• EXERCISE DESCRIPTION
Your answer must be an exact copy of the data, without any pictures.

※

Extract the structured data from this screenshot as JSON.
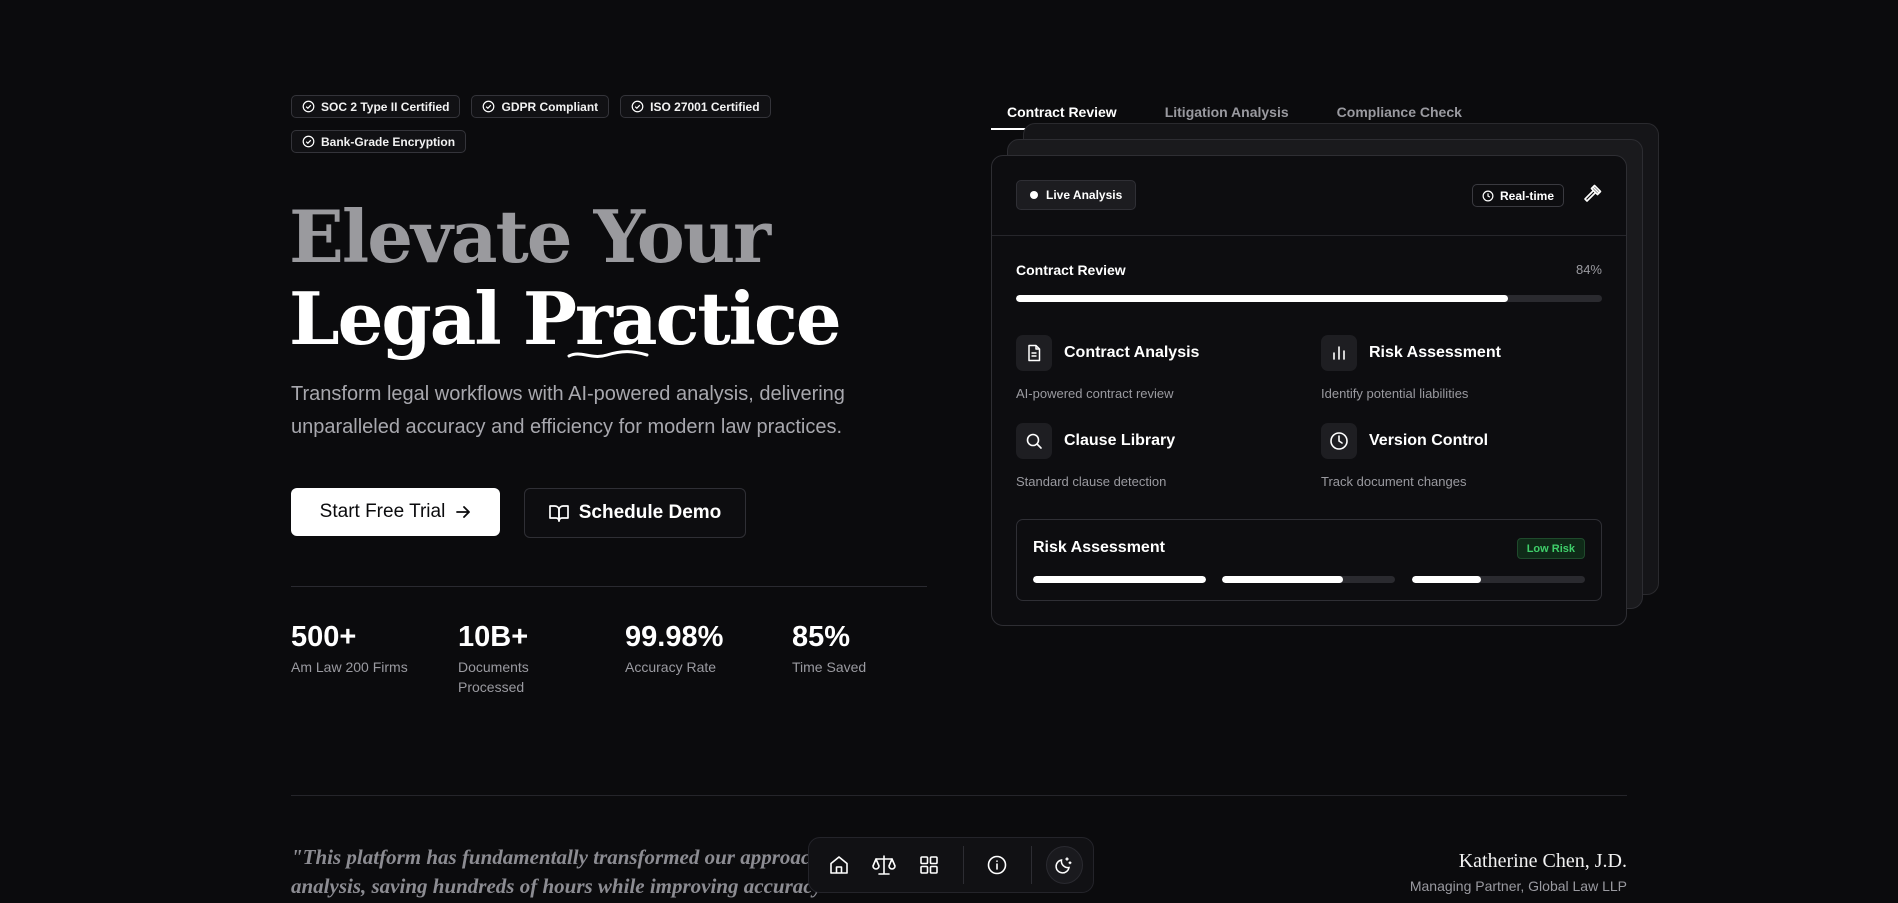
{
  "certifications": [
    "SOC 2 Type II Certified",
    "GDPR Compliant",
    "ISO 27001 Certified",
    "Bank-Grade Encryption"
  ],
  "hero": {
    "headline_line1": "Elevate Your",
    "headline_line2": "Legal Practice",
    "subtitle": "Transform legal workflows with AI-powered analysis, delivering unparalleled accuracy and efficiency for modern law practices.",
    "primary_cta": "Start Free Trial",
    "secondary_cta": "Schedule Demo"
  },
  "stats": [
    {
      "value": "500+",
      "label": "Am Law 200 Firms"
    },
    {
      "value": "10B+",
      "label": "Documents Processed"
    },
    {
      "value": "99.98%",
      "label": "Accuracy Rate"
    },
    {
      "value": "85%",
      "label": "Time Saved"
    }
  ],
  "tabs": [
    "Contract Review",
    "Litigation Analysis",
    "Compliance Check"
  ],
  "panel": {
    "live_label": "Live Analysis",
    "realtime_label": "Real-time",
    "progress_title": "Contract Review",
    "progress_value": 84,
    "progress_text": "84%",
    "features": [
      {
        "icon": "document-icon",
        "title": "Contract Analysis",
        "desc": "AI-powered contract review"
      },
      {
        "icon": "bar-chart-icon",
        "title": "Risk Assessment",
        "desc": "Identify potential liabilities"
      },
      {
        "icon": "search-icon",
        "title": "Clause Library",
        "desc": "Standard clause detection"
      },
      {
        "icon": "clock-icon",
        "title": "Version Control",
        "desc": "Track document changes"
      }
    ],
    "risk": {
      "title": "Risk Assessment",
      "badge": "Low Risk",
      "levels": [
        1.0,
        0.7,
        0.4
      ]
    }
  },
  "testimonial": {
    "quote": "\"This platform has fundamentally transformed our approach to contract analysis, saving hundreds of hours while improving accuracy.\"",
    "name": "Katherine Chen, J.D.",
    "role": "Managing Partner, Global Law LLP"
  },
  "dock": [
    "home-icon",
    "scale-icon",
    "grid-icon",
    "info-icon",
    "theme-toggle-icon"
  ]
}
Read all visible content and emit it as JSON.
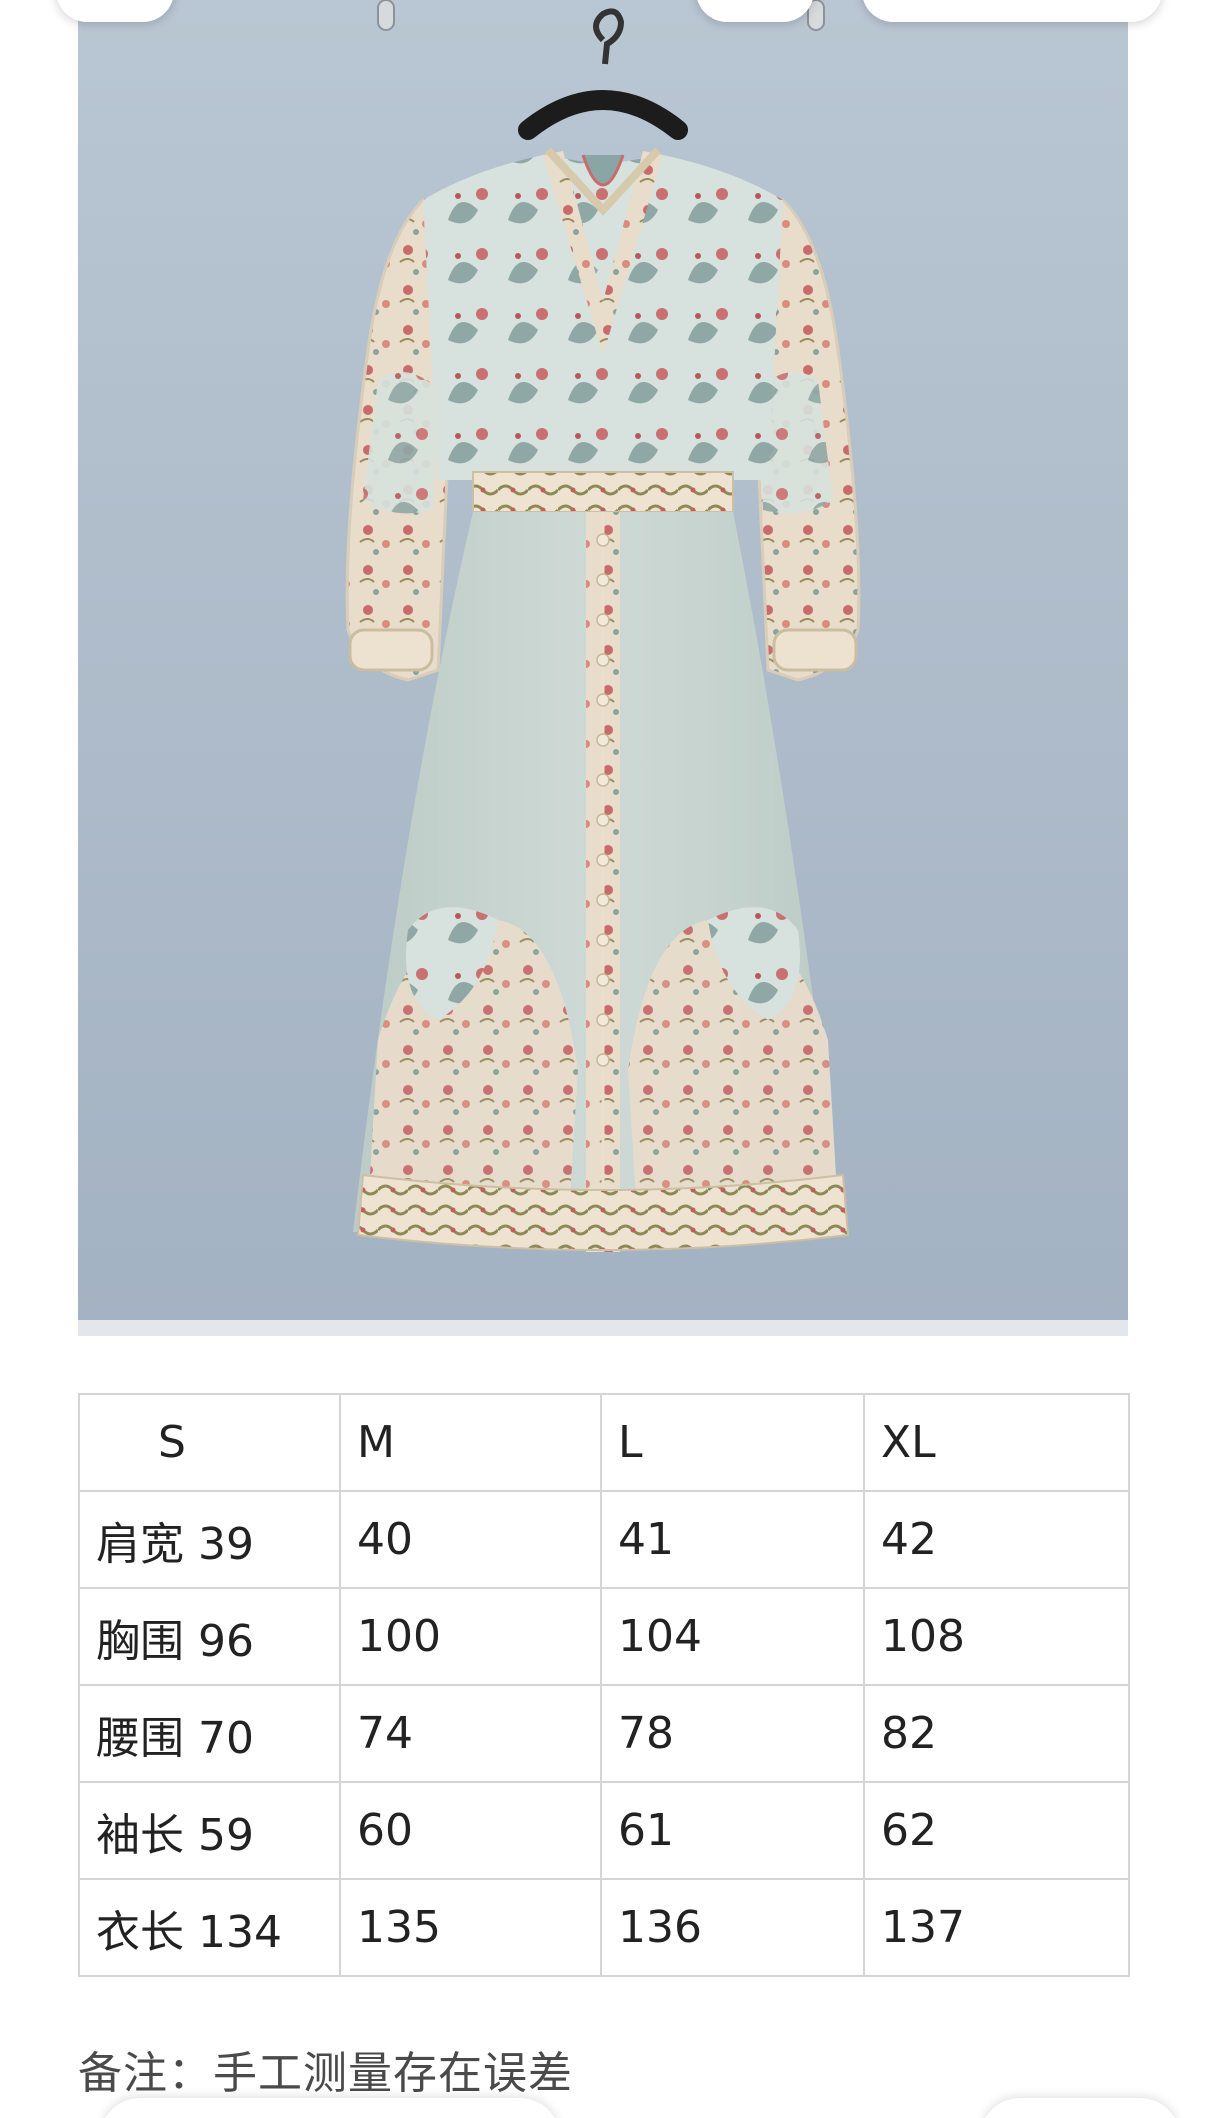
{
  "size_table": {
    "header": [
      "S",
      "M",
      "L",
      "XL"
    ],
    "rows": [
      [
        "肩宽 39",
        "40",
        "41",
        "42"
      ],
      [
        "胸围 96",
        "100",
        "104",
        "108"
      ],
      [
        "腰围 70",
        "74",
        "78",
        "82"
      ],
      [
        "袖长 59",
        "60",
        "61",
        "62"
      ],
      [
        "衣长 134",
        "135",
        "136",
        "137"
      ]
    ]
  },
  "note": "备注：手工测量存在误差",
  "colors": {
    "wall": "#aab8c7",
    "dress_base": "#c9d6d2",
    "print_red": "#c86a6a",
    "print_cream": "#efe6d6",
    "table_border": "#d5d5d5"
  }
}
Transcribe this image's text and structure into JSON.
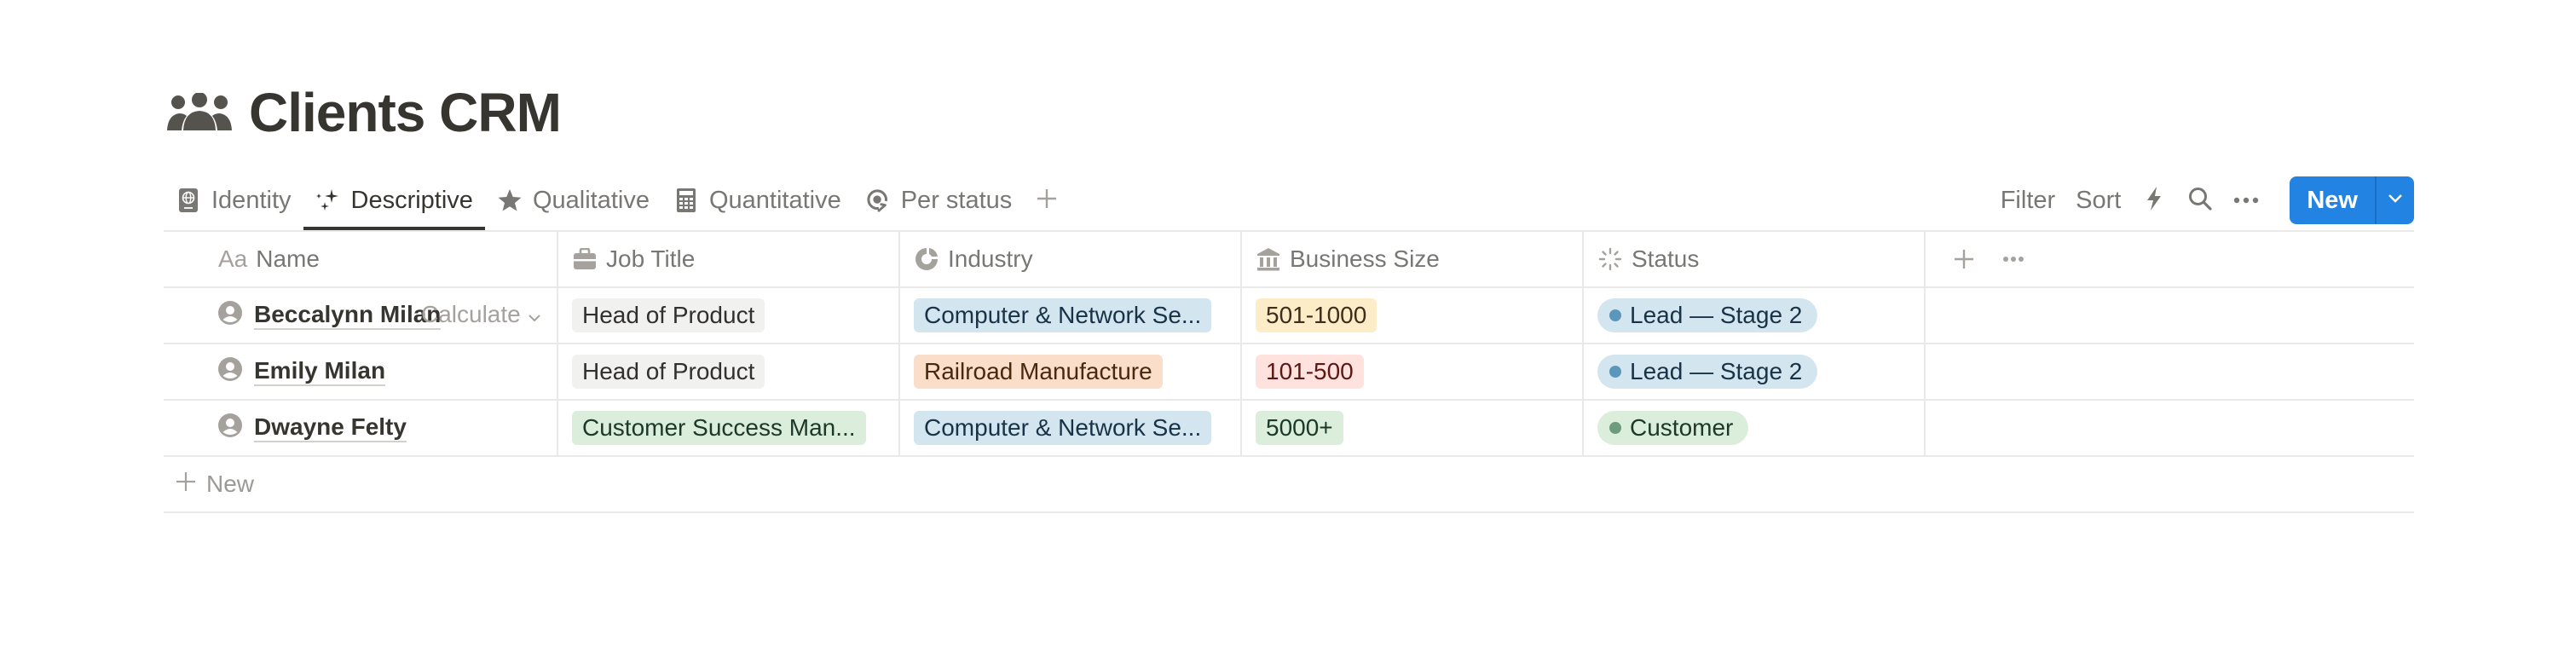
{
  "page": {
    "title": "Clients CRM",
    "title_icon": "people-group-icon"
  },
  "views": [
    {
      "label": "Identity",
      "icon": "passport-icon",
      "active": false
    },
    {
      "label": "Descriptive",
      "icon": "sparkles-icon",
      "active": true
    },
    {
      "label": "Qualitative",
      "icon": "star-icon",
      "active": false
    },
    {
      "label": "Quantitative",
      "icon": "calculator-icon",
      "active": false
    },
    {
      "label": "Per status",
      "icon": "target-arrow-icon",
      "active": false
    }
  ],
  "toolbar": {
    "filter_label": "Filter",
    "sort_label": "Sort",
    "new_label": "New"
  },
  "table": {
    "columns": [
      {
        "label": "Name",
        "icon": "text-type-icon"
      },
      {
        "label": "Job Title",
        "icon": "briefcase-icon"
      },
      {
        "label": "Industry",
        "icon": "pie-icon"
      },
      {
        "label": "Business Size",
        "icon": "bank-icon"
      },
      {
        "label": "Status",
        "icon": "status-loader-icon"
      }
    ],
    "rows": [
      {
        "name": "Beccalynn Milan",
        "job_title": "Head of Product",
        "industry": "Computer & Network Se...",
        "business_size": "501-1000",
        "status": "Lead — Stage 2"
      },
      {
        "name": "Emily Milan",
        "job_title": "Head of Product",
        "industry": "Railroad Manufacture",
        "business_size": "101-500",
        "status": "Lead — Stage 2"
      },
      {
        "name": "Dwayne Felty",
        "job_title": "Customer Success Man...",
        "industry": "Computer & Network Se...",
        "business_size": "5000+",
        "status": "Customer"
      }
    ],
    "new_row_label": "New",
    "calculate_label": "Calculate"
  },
  "colors": {
    "accent": "#2383e2",
    "tag_gray_bg": "#f1f1ef",
    "tag_gray_fg": "#32302c",
    "tag_blue_bg": "#d3e5ef",
    "tag_blue_fg": "#183347",
    "tag_orange_bg": "#fadec9",
    "tag_orange_fg": "#49290e",
    "tag_yellow_bg": "#fdecc8",
    "tag_yellow_fg": "#402c1b",
    "tag_red_bg": "#ffe2dd",
    "tag_red_fg": "#5d1715",
    "tag_green_bg": "#dbeddb",
    "tag_green_fg": "#1c3829",
    "status_blue_dot": "#5b97bd",
    "status_green_dot": "#6c9b7d"
  }
}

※

• EXPECTED ANSWER
Extract the structured data from this screenshot as JSON.
{
  "certifications": [
    "SOC 2 Type II Certified",
    "GDPR Compliant",
    "ISO 27001 Certified",
    "Bank-Grade Encryption"
  ],
  "hero": {
    "headline_line1": "Elevate Your",
    "headline_line2": "Legal Practice",
    "subtitle": "Transform legal workflows with AI-powered analysis, delivering unparalleled accuracy and efficiency for modern law practices.",
    "primary_cta": "Start Free Trial",
    "secondary_cta": "Schedule Demo"
  },
  "stats": [
    {
      "value": "500+",
      "label": "Am Law 200 Firms"
    },
    {
      "value": "10B+",
      "label": "Documents Processed"
    },
    {
      "value": "99.98%",
      "label": "Accuracy Rate"
    },
    {
      "value": "85%",
      "label": "Time Saved"
    }
  ],
  "tabs": [
    "Contract Review",
    "Litigation Analysis",
    "Compliance Check"
  ],
  "panel": {
    "live_label": "Live Analysis",
    "realtime_label": "Real-time",
    "progress_title": "Contract Review",
    "progress_value": 84,
    "progress_text": "84%",
    "features": [
      {
        "icon": "document-icon",
        "title": "Contract Analysis",
        "desc": "AI-powered contract review"
      },
      {
        "icon": "bar-chart-icon",
        "title": "Risk Assessment",
        "desc": "Identify potential liabilities"
      },
      {
        "icon": "search-icon",
        "title": "Clause Library",
        "desc": "Standard clause detection"
      },
      {
        "icon": "clock-icon",
        "title": "Version Control",
        "desc": "Track document changes"
      }
    ],
    "risk": {
      "title": "Risk Assessment",
      "badge": "Low Risk",
      "levels": [
        1.0,
        0.7,
        0.4
      ]
    }
  },
  "testimonial": {
    "quote": "\"This platform has fundamentally transformed our approach to contract analysis, saving hundreds of hours while improving accuracy.\"",
    "name": "Katherine Chen, J.D.",
    "role": "Managing Partner, Global Law LLP"
  },
  "dock": [
    "home-icon",
    "scale-icon",
    "grid-icon",
    "info-icon",
    "theme-toggle-icon"
  ]
}
Read all visible content and emit it as JSON.
{
  "size_table": {
    "header": [
      "S",
      "M",
      "L",
      "XL"
    ],
    "rows": [
      [
        "肩宽 39",
        "40",
        "41",
        "42"
      ],
      [
        "胸围 96",
        "100",
        "104",
        "108"
      ],
      [
        "腰围 70",
        "74",
        "78",
        "82"
      ],
      [
        "袖长 59",
        "60",
        "61",
        "62"
      ],
      [
        "衣长 134",
        "135",
        "136",
        "137"
      ]
    ]
  },
  "note": "备注：手工测量存在误差",
  "colors": {
    "wall": "#aab8c7",
    "dress_base": "#c9d6d2",
    "print_red": "#c86a6a",
    "print_cream": "#efe6d6",
    "table_border": "#d5d5d5"
  }
}
Transcribe this image's text and structure into JSON.
{
  "page": {
    "title": "Clients CRM",
    "title_icon": "people-group-icon"
  },
  "views": [
    {
      "label": "Identity",
      "icon": "passport-icon",
      "active": false
    },
    {
      "label": "Descriptive",
      "icon": "sparkles-icon",
      "active": true
    },
    {
      "label": "Qualitative",
      "icon": "star-icon",
      "active": false
    },
    {
      "label": "Quantitative",
      "icon": "calculator-icon",
      "active": false
    },
    {
      "label": "Per status",
      "icon": "target-arrow-icon",
      "active": false
    }
  ],
  "toolbar": {
    "filter_label": "Filter",
    "sort_label": "Sort",
    "new_label": "New"
  },
  "table": {
    "columns": [
      {
        "label": "Name",
        "icon": "text-type-icon"
      },
      {
        "label": "Job Title",
        "icon": "briefcase-icon"
      },
      {
        "label": "Industry",
        "icon": "pie-icon"
      },
      {
        "label": "Business Size",
        "icon": "bank-icon"
      },
      {
        "label": "Status",
        "icon": "status-loader-icon"
      }
    ],
    "rows": [
      {
        "name": "Beccalynn Milan",
        "job_title": "Head of Product",
        "industry": "Computer & Network Se...",
        "business_size": "501-1000",
        "status": "Lead — Stage 2"
      },
      {
        "name": "Emily Milan",
        "job_title": "Head of Product",
        "industry": "Railroad Manufacture",
        "business_size": "101-500",
        "status": "Lead — Stage 2"
      },
      {
        "name": "Dwayne Felty",
        "job_title": "Customer Success Man...",
        "industry": "Computer & Network Se...",
        "business_size": "5000+",
        "status": "Customer"
      }
    ],
    "new_row_label": "New",
    "calculate_label": "Calculate"
  },
  "colors": {
    "accent": "#2383e2",
    "tag_gray_bg": "#f1f1ef",
    "tag_gray_fg": "#32302c",
    "tag_blue_bg": "#d3e5ef",
    "tag_blue_fg": "#183347",
    "tag_orange_bg": "#fadec9",
    "tag_orange_fg": "#49290e",
    "tag_yellow_bg": "#fdecc8",
    "tag_yellow_fg": "#402c1b",
    "tag_red_bg": "#ffe2dd",
    "tag_red_fg": "#5d1715",
    "tag_green_bg": "#dbeddb",
    "tag_green_fg": "#1c3829",
    "status_blue_dot": "#5b97bd",
    "status_green_dot": "#6c9b7d"
  }
}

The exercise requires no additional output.